Shortcut for keeping the existing behavior

If you want to explicitly keep the behavior of CloudNativePG up to version 1.20.2 (we advise not to), you need to set these values in all your Cluster definitions before upgrading to a higher version:

spec:
   ...
   # Changed in 1.21.0, 1.20.3 and 1.19.5
   startDelay: 30
   stopDelay: 30
   switchoverDelay: 40000000
   # Changed in 1.21.0 only
   enableSuperuserAccess: true
   replicationSlots:
     highAvailability:
       enabled: false

Once the upgrade is completed, also add:

spec:
   ...
   smartShutdownTimeout: 15

Upgrading to 1.20 from a previous minor version

CloudNativePG 1.20 introduces some changes from previous versions of the operator in the default behavior of a few features, with the goal to improve resilience and usability of a Postgres cluster out of the box, through convention over configuration.

Important

These changes all involve cases where at least one replica is present, and only affect new Cluster resources.

Backup from a standby

Backup from a standby was introduced in CloudNativePG 1.19, but disabled by default - meaning that the base backup is taken from the primary unless the target is explicitly set to prefer standby.

From version 1.20, if one or more replicas are available, the operator will prefer the most aligned standby to take a full base backup.

If you are upgrading your CloudNativePG deployment to 1.20 and are concerned that this feature might impact your production environment for the new Cluster resources that you create, you can explicitly set the target to the primary by adding the following line to all your Cluster resources:

spec:
   ...
   backup:
     target: "primary"

Restart of a primary after a rolling update

Automated rolling updates have been always available in CloudNativePG, and by default they update the primary after having performed a switchover to the most aligned replica.

From version 1.20, we are changing the default update method of the primary from switchover to restart as, in most cases, this is the fastest and safest way.

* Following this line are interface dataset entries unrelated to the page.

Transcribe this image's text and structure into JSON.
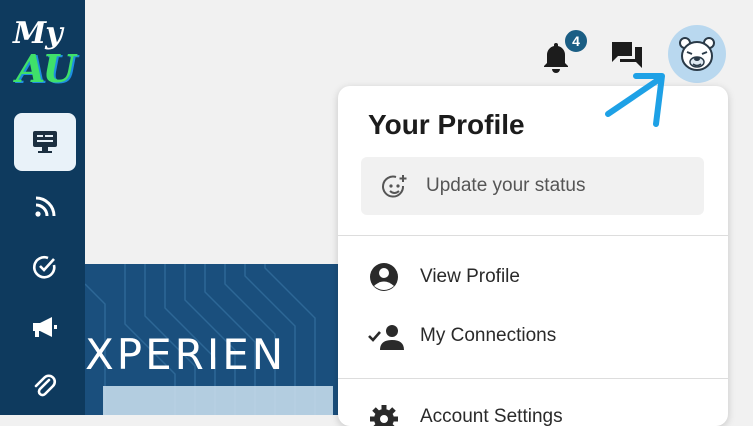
{
  "sidebar": {
    "logo": {
      "line1": "My",
      "line2": "AU"
    },
    "items": [
      {
        "icon": "monitor-icon",
        "active": true
      },
      {
        "icon": "rss-feed-icon",
        "active": false
      },
      {
        "icon": "check-circle-icon",
        "active": false
      },
      {
        "icon": "megaphone-icon",
        "active": false
      },
      {
        "icon": "paperclip-icon",
        "active": false
      }
    ]
  },
  "banner": {
    "text": "XPERIEN"
  },
  "header": {
    "notifications": {
      "icon": "bell-icon",
      "count": "4"
    },
    "messages": {
      "icon": "chat-icon"
    },
    "avatar": {
      "icon": "bear-mascot-icon"
    }
  },
  "profile_menu": {
    "title": "Your Profile",
    "status_placeholder": "Update your status",
    "items": [
      {
        "icon": "account-circle-icon",
        "label": "View Profile"
      },
      {
        "icon": "connections-icon",
        "label": "My Connections"
      },
      {
        "icon": "gear-icon",
        "label": "Account Settings"
      }
    ]
  },
  "colors": {
    "sidebar": "#0e3a5e",
    "accent": "#1b5e84",
    "arrow": "#1ea1e6"
  }
}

If you are upgrading your CloudNativePG deployment to 1.20 and are concerned that this feature might impact your production environment for the new Cluster resources that you create, you can explicitly set the update method of the primary to switchover by adding the following line to all your Cluster resources:

spec:
   ...
   primaryUpdateMethod: switchover

Replication slots for High Availability

Replication slots for High Availability were introduced in CloudNativePG in version 1.18, but disabled by default.

Version 1.20 prepares the ground for enabling this feature by default in any future release, as replication slots enhance the resilience and robustness of a High Availability cluster.

For future compatibility, if you already know that your environments won't ever need replication slots, our recommendation is that you explicitly disable their management by adding from now the following lines to your Cluster resources:

spec:
   ...
   replicationSlots:
     highAvailability:
       enabled: false